These pages are aimed at the beginning programmer with no experience
in Java whatsoever. We'll start with instructions that help with
getting and installing Java tools, explaining the program-development
process, introducing development environments (optional), and
then a brief introduction to the Java language.
Step 1: Get the Java tools you need to your PC:
- What are these tools? You will write your Java code in an
editor like WordPad or NotePad (or, as we recommend, some
specialized Java editing tool such as JGrasp - see below).
The Java code (program) is a plain text file, like HelloWorld.java
that ends with the ".java" file suffix.
Then you will need to compile your Java program, following
which you can run or execute your Java program (if
compilation did not result in errors).
- To download the tools (which are free), you can follow one or
both of the following:
- Things to keep in mind for downloading:
- The term downloading here means "going to a
website, getting a large file and saving it to your local disk".
- Typically, you get all the Java tools together in one huge
file, usually an EXE file. When you save and then double-click
on your saved EXE file, you will be walked through a setup
(like "setting up" any other software on Windows).
- You will need to watch out for which file you
download, depending on your system. Most likely you will be
using Windows 98, Windows 2000 or Windows XP. For this purpose,
any of the Windows "bundles" will do.
- What's a bundle? What's the difference between JDK1.4 and
J2SE v1.4.2? Aha! You've just run into Java's naming confusion.
Here's what you need to know:
- Java used to use names like JDK1.1, JDK1.2 etc for their
toolkits. Now they use both JDK as well as new-fangled names
like J2SE. For example, the current version as of July 2003
is J2SE v1.4.2 (the "v1.4.2" is a version number). Sometimes
"SDK" is used in place of "JDK", to add to the confusion.
- Version numbers have three digits, of which only the first
two matter for our purposes.
- For basic Java, any version higher than 1.1 will do.
Do NOT download JDK 1.0 or JDK 1.1.
- When you click to download, you will have to walk through
a number of "questions" and click "accept" on a licensing agreement.
Don't let either of these bother you - they're fairly standard,
everybody fills them out.
- You have to complete the download first before you can
- Note: many Java books provide CD's with the JDK (or J2SE)
that you can simply insert to install.
Step 2: Understand the process of creating a (Java) program:
- First, you edit the source file. For example,
this file is a simple text file
containing the source for a Java program, readable
in an editor like WordPad or NotePad. To create such a program
from scratch, you can get into NotePad and type it out.
- Then, you save the source file to your disk (using
"save" in WordPad).
- The next step is to compile the program. This is a
little tricky the first time if you are NOT using a development
environment (such as JGrasp). To do this, you will have to
bring up a Command Prompt window (DOS prompt) and compile.
- If the program was correctly typed and has no syntax errors,
the compilation should work. If it doesn't work, the compilation
procedure will show some errors, spewing stuff out to the screen.
- Assuming the compilation worked, you can execute or
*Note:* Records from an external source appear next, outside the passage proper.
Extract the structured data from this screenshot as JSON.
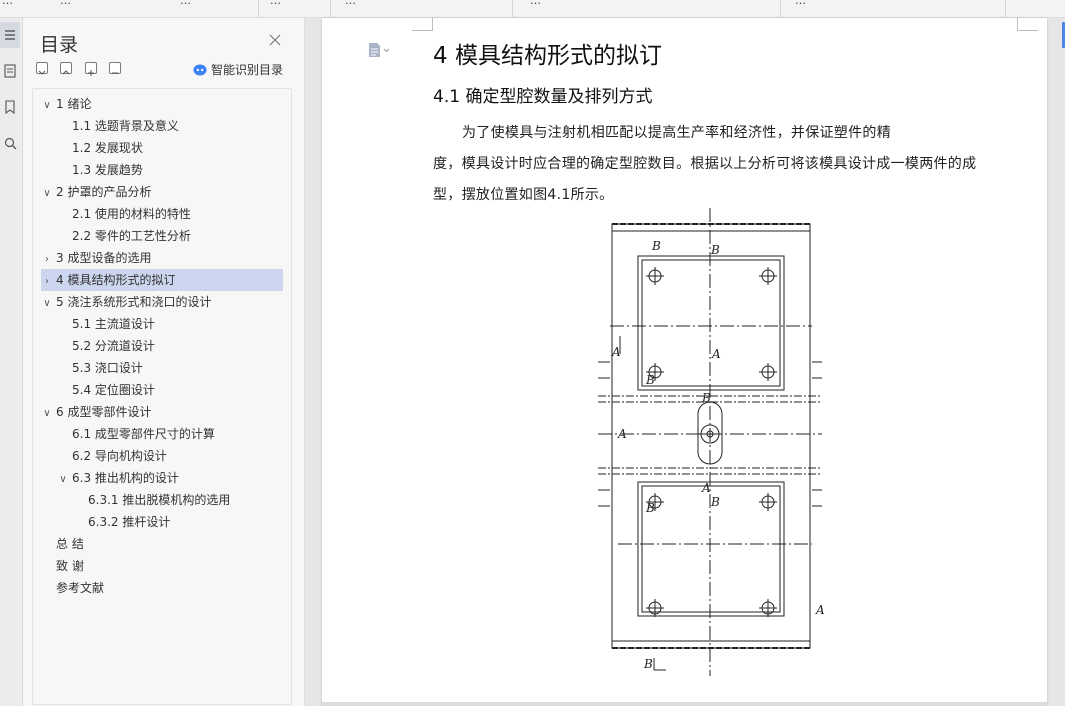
{
  "toolbar": {
    "fragments": [
      "…",
      "…",
      "…",
      "…",
      "…",
      "…",
      "…"
    ]
  },
  "toc": {
    "title": "目录",
    "smart_label": "智能识别目录",
    "items": [
      {
        "label": "1 绪论",
        "level": 0,
        "arrow": "down"
      },
      {
        "label": "1.1  选题背景及意义",
        "level": 1
      },
      {
        "label": "1.2  发展现状",
        "level": 1
      },
      {
        "label": "1.3  发展趋势",
        "level": 1
      },
      {
        "label": "2 护罩的产品分析",
        "level": 0,
        "arrow": "down"
      },
      {
        "label": "2.1 使用的材料的特性",
        "level": 1
      },
      {
        "label": "2.2 零件的工艺性分析",
        "level": 1
      },
      {
        "label": "3 成型设备的选用",
        "level": 0,
        "arrow": "right"
      },
      {
        "label": "4 模具结构形式的拟订",
        "level": 0,
        "arrow": "right",
        "selected": true
      },
      {
        "label": "5 浇注系统形式和浇口的设计",
        "level": 0,
        "arrow": "down"
      },
      {
        "label": "5.1 主流道设计",
        "level": 1
      },
      {
        "label": "5.2 分流道设计",
        "level": 1
      },
      {
        "label": "5.3 浇口设计",
        "level": 1
      },
      {
        "label": "5.4 定位圈设计",
        "level": 1
      },
      {
        "label": "6 成型零部件设计",
        "level": 0,
        "arrow": "down"
      },
      {
        "label": "6.1 成型零部件尺寸的计算",
        "level": 1
      },
      {
        "label": "6.2 导向机构设计",
        "level": 1
      },
      {
        "label": "6.3 推出机构的设计",
        "level": 1,
        "arrow": "down"
      },
      {
        "label": "6.3.1 推出脱模机构的选用",
        "level": 2
      },
      {
        "label": "6.3.2 推杆设计",
        "level": 2
      },
      {
        "label": "总   结",
        "level": 0
      },
      {
        "label": "致  谢",
        "level": 0
      },
      {
        "label": "参考文献",
        "level": 0
      }
    ]
  },
  "document": {
    "heading1": "4 模具结构形式的拟订",
    "heading2": "4.1 确定型腔数量及排列方式",
    "paragraph_lines": [
      "为了使模具与注射机相匹配以提高生产率和经济性，并保证塑件的精",
      "度，模具设计时应合理的确定型腔数目。根据以上分析可将该模具设计成一模两件的成",
      "型，摆放位置如图4.1所示。"
    ],
    "figure_labels": {
      "b": "B",
      "a": "A"
    }
  },
  "colors": {
    "selected_bg": "#ccd6ef",
    "accent": "#4a86e8",
    "panel_bg": "#f7f7f7"
  }
}
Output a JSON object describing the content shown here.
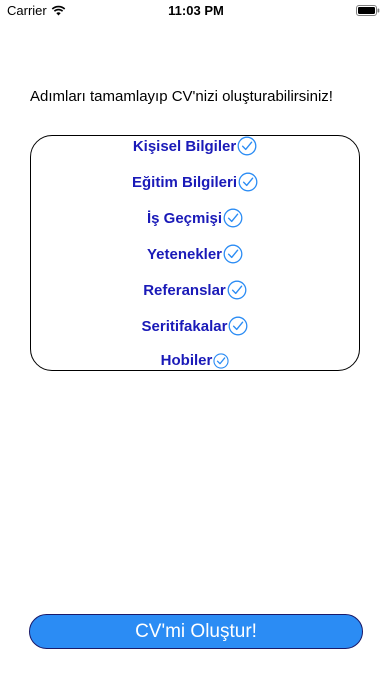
{
  "status_bar": {
    "carrier": "Carrier",
    "time": "11:03 PM"
  },
  "intro_text": "Adımları tamamlayıp CV'nizi oluşturabilirsiniz!",
  "steps": [
    {
      "label": "Kişisel Bilgiler",
      "completed": true
    },
    {
      "label": "Eğitim Bilgileri",
      "completed": true
    },
    {
      "label": "İş Geçmişi",
      "completed": true
    },
    {
      "label": "Yetenekler",
      "completed": true
    },
    {
      "label": "Referanslar",
      "completed": true
    },
    {
      "label": "Seritifakalar",
      "completed": true
    },
    {
      "label": "Hobiler",
      "completed": true
    }
  ],
  "create_button_label": "CV'mi Oluştur!",
  "colors": {
    "step_text": "#1a1ab8",
    "check": "#2b8cf4",
    "button_bg": "#2b8cf4"
  }
}
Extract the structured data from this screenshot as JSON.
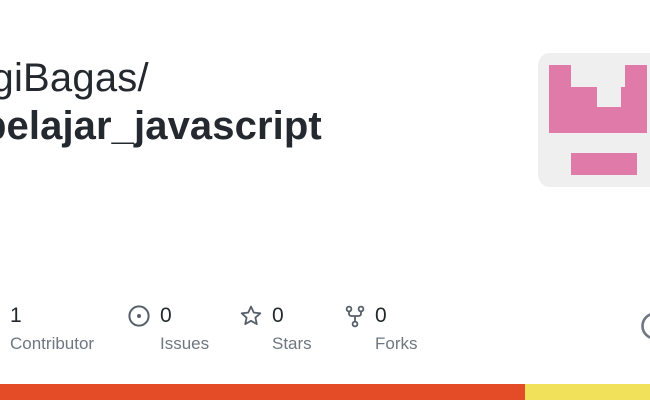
{
  "header": {
    "owner": "rgiBagas/",
    "repo": "belajar_javascript"
  },
  "avatar": {
    "background": "#efefef",
    "color": "#e07aa8"
  },
  "stats": [
    {
      "value": "1",
      "label": "Contributor",
      "icon": "people-icon"
    },
    {
      "value": "0",
      "label": "Issues",
      "icon": "issue-opened-icon"
    },
    {
      "value": "0",
      "label": "Stars",
      "icon": "star-icon"
    },
    {
      "value": "0",
      "label": "Forks",
      "icon": "repo-forked-icon"
    }
  ],
  "languages": [
    {
      "color": "#e34c26",
      "share": 0.807
    },
    {
      "color": "#f1e05a",
      "share": 0.193
    }
  ]
}
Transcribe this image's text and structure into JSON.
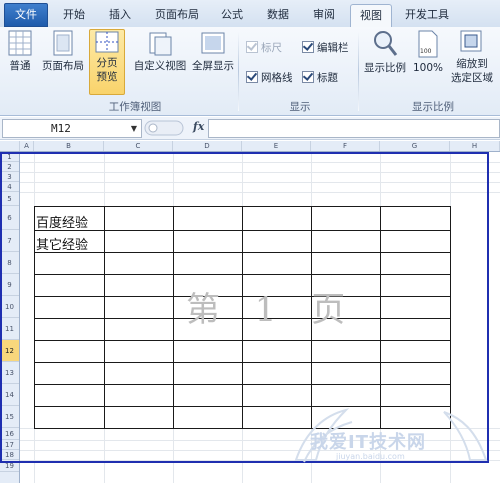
{
  "tabs": [
    {
      "label": "文件"
    },
    {
      "label": "开始"
    },
    {
      "label": "插入"
    },
    {
      "label": "页面布局"
    },
    {
      "label": "公式"
    },
    {
      "label": "数据"
    },
    {
      "label": "审阅"
    },
    {
      "label": "视图"
    },
    {
      "label": "开发工具"
    }
  ],
  "active_tab": "视图",
  "ribbon": {
    "workbook_views": {
      "group_label": "工作簿视图",
      "normal": "普通",
      "page_layout": "页面布局",
      "page_break_preview_1": "分页",
      "page_break_preview_2": "预览",
      "custom_views": "自定义视图",
      "full_screen": "全屏显示"
    },
    "show": {
      "group_label": "显示",
      "ruler": "标尺",
      "formula_bar": "编辑栏",
      "gridlines": "网格线",
      "headings": "标题"
    },
    "zoom": {
      "group_label": "显示比例",
      "zoom": "显示比例",
      "hundred": "100%",
      "zoom_to_selection_1": "缩放到",
      "zoom_to_selection_2": "选定区域"
    }
  },
  "formula_bar": {
    "name_box": "M12",
    "fx_label": "fx",
    "formula": ""
  },
  "sheet": {
    "columns": [
      "A",
      "B",
      "C",
      "D",
      "E",
      "F",
      "G",
      "H"
    ],
    "rows": [
      "1",
      "2",
      "3",
      "4",
      "5",
      "6",
      "7",
      "8",
      "9",
      "10",
      "11",
      "12",
      "13",
      "14",
      "15",
      "16",
      "17",
      "18",
      "19"
    ],
    "selected_row": "12",
    "cells": {
      "b6": "百度经验",
      "b7": "其它经验"
    },
    "page_watermark": "第 1 页"
  },
  "brand": {
    "text": "我爱IT技术网",
    "sub": "jiuyan.baidu.com"
  },
  "colors": {
    "accent_blue": "#1f5bab",
    "selected_button": "#f9d36b",
    "page_border": "#1f2fb0"
  }
}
run the program. Again, if you are not using a dev environment,
you need to do this from the command prompt.
- To use the command prompt method, see these instructions.
You ought to try using the command prompt at least a couple of times
until you're comfortable with the process.
- We recommend using a development environment
eventually, or even immediately if you don't like command-prompts.
A development environment is simply a software program that
has it all: it lets you edit programs, it
lets you compile and even run program, all from within the environment.
See Step 3 below.
- Development environments need to be downloaded (links provided below).
Step 3: Try out a few options for editing programs:
Step 4: Learn Java with applets: (a work in progress)